Weeks have passed, visits made, eye zapped, cataract operation, sprained ankle and many books listened to but no blog produced. As a result I am making this a review catch up.
Books on audio (in no particular order)
Elizabeth and her German Garden by Elizabeth von Arnim narrated by Nadia May.
First published in 1898 this is a witty and insightful account of the author’s life in Pomerania at her husband’s rural castle. She fills her time planning her much loved garden and playing with her three baby daughters. She calls her husband The Man of Wrath and draws some ironic and vivid pictures of the comings and goings of her home. Her husband considers her to be eccentric!
Her feminist views are delivered with a delightful lightness of touch. After her German husband’s death she returned to England and became Countess Russell. Wonderful book and one I would take to the desert island! I would like to have a printed version with illustrations and botanical information.
Troubles by J.G.Farrell narrated by Sean Barrett, first published in 1970. This fairly short novel concerns the story of an army officer who, after WW1, goes to Ireland to marry a fiancée he barely knows. Her family own a once grand and fashionable hotel in County Wexford which is now dilapidated and failing. Funny and melancholy by turns this novel demonstrates the shocking events which took place during The Troubles.
The Living and the Dead in Winsford by Hakan Nesser narrated in a Swedish accent by Jennifer Vuletic. Set in Sweden and Exmoor this gloomy psychological thriller is a page turner. Well written and well read.
The Balkan Trilogy: Great Fortune, Spoilt City and Friends and Heroes by Olivia Manning narrated by Harriet Walter. Published in 1960. These three novels have become a classic account of the creeping occupation of the Balkans by the Nazis. Newly married Guy and Harriet Pringle arrive in Bucharest, Romania in the baking hot summer of 1939. Guy immediately immerses himself in the academic life of the University and simultaneously the couple are drawn into the colourful social and political life in the city. This is a vivid and intelligent series of novels about love, war and people who don’t belong. Also made into a tv series called Fortunes of War with Emma Thompson and Kenneth Branagh. This was a re-read and even better than the first time. Harriet Walters’ interpretation is perfect.

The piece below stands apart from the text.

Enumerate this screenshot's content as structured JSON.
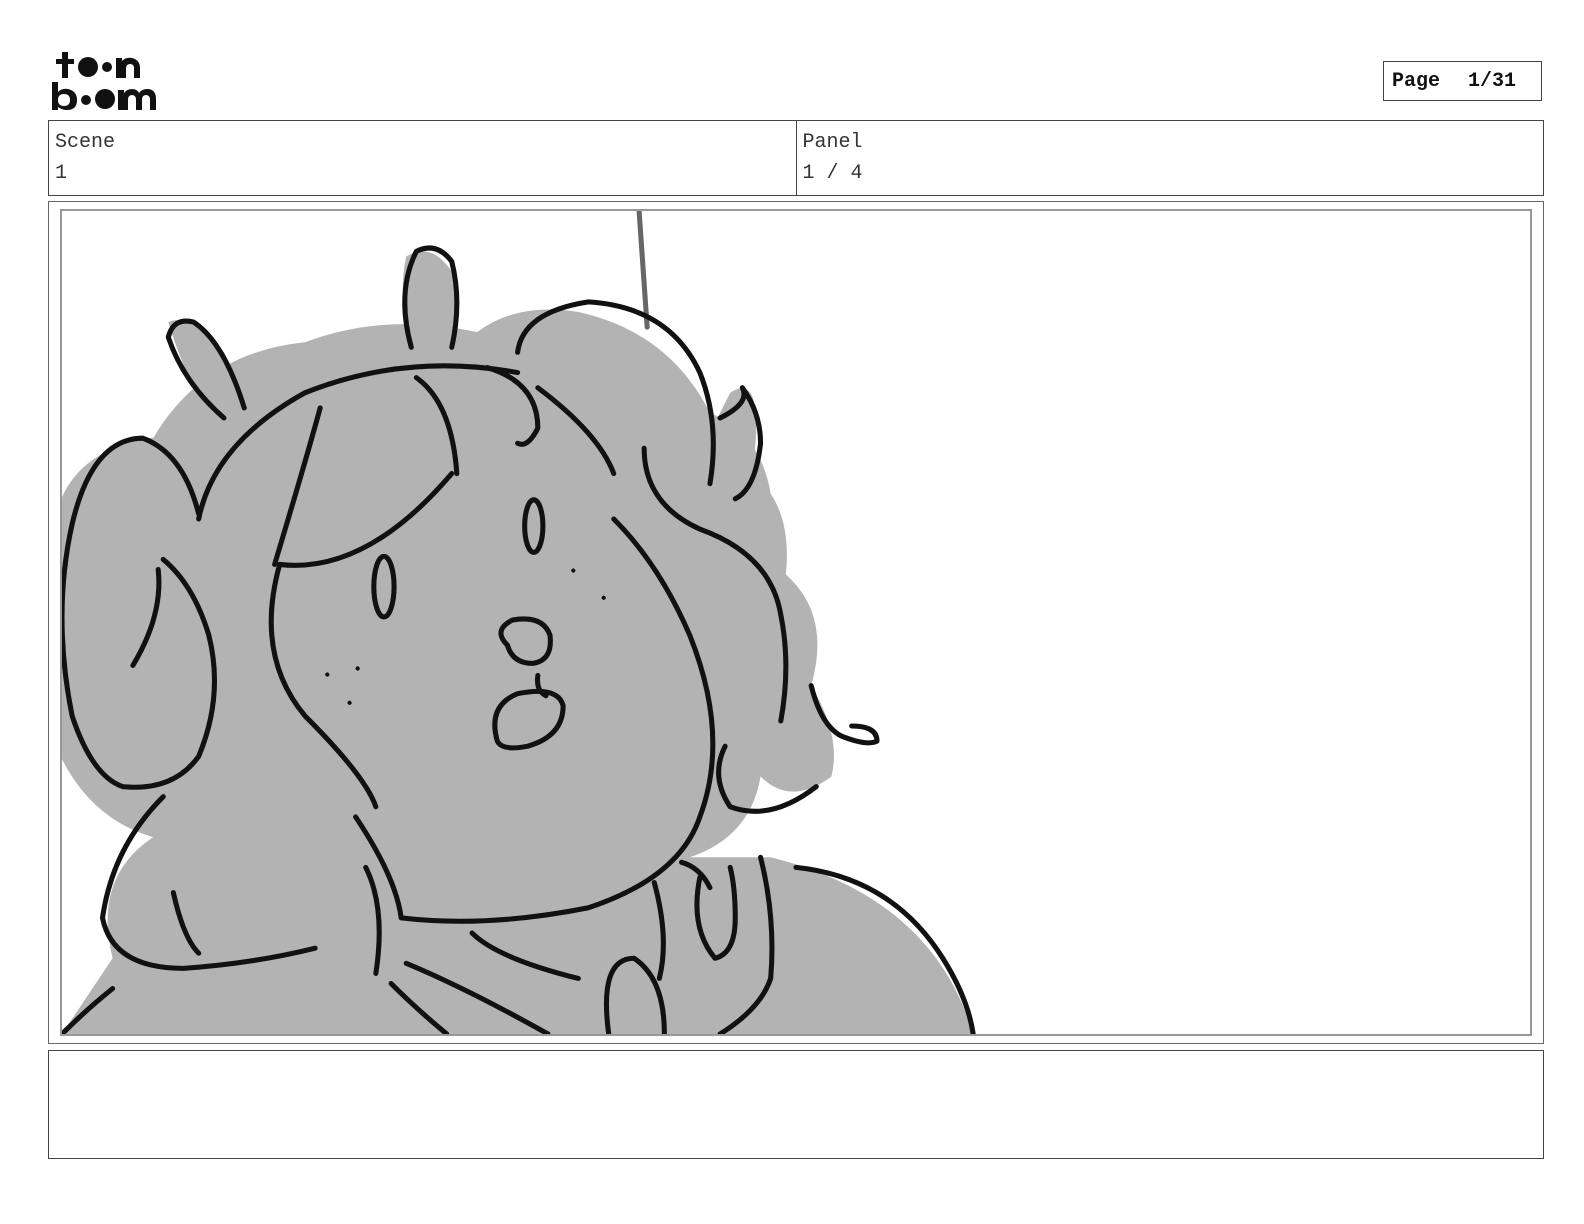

Black Water Rising by Attica Locke narrated by Jeff Harding. Set in Houston in 1981 this is a political thriller featuring struggling lawyer Jay Porter and covering city and corporate corruption, black power and family obligation. Good to find a new writer.
As well as a lot of listening I also attended the Cambridge Literary Festival. We were lucky enough to attend two sessions in the Cambridge Union and one in the Fitzwilliam Museum.
Was pleased to surprise g/s by going to hear poet and rapper, Akala, talk, rap and read his poetry in his Hip Hop Shakespeare presentation. The session started with a quotation quiz on which quote was from a rapper and which from Shakespeare. Clever and dazzling. Link to video.
The other two sessions were an inconclusive debate on whether Labour is too left wing to be elected and Claire Harman talking about her interesting book on Charlotte Brontë, Charlotte Bronte: A Life.
Whew, that about wraps it up for now.
One of my favourite occupations is daydreaming about which book I would take if I were stranded on a desert island. As I have said earlier, for now I think it would be Elizabeth’s German Garden, so that I could conjure up tulips, roses, pine trees and the frozen Baltic Sea.
If you could choose one book to take to your desert island, which would it be (you would also be allowed the Bible and the Complete Works of Shakespeare)? I would love to hear your choices.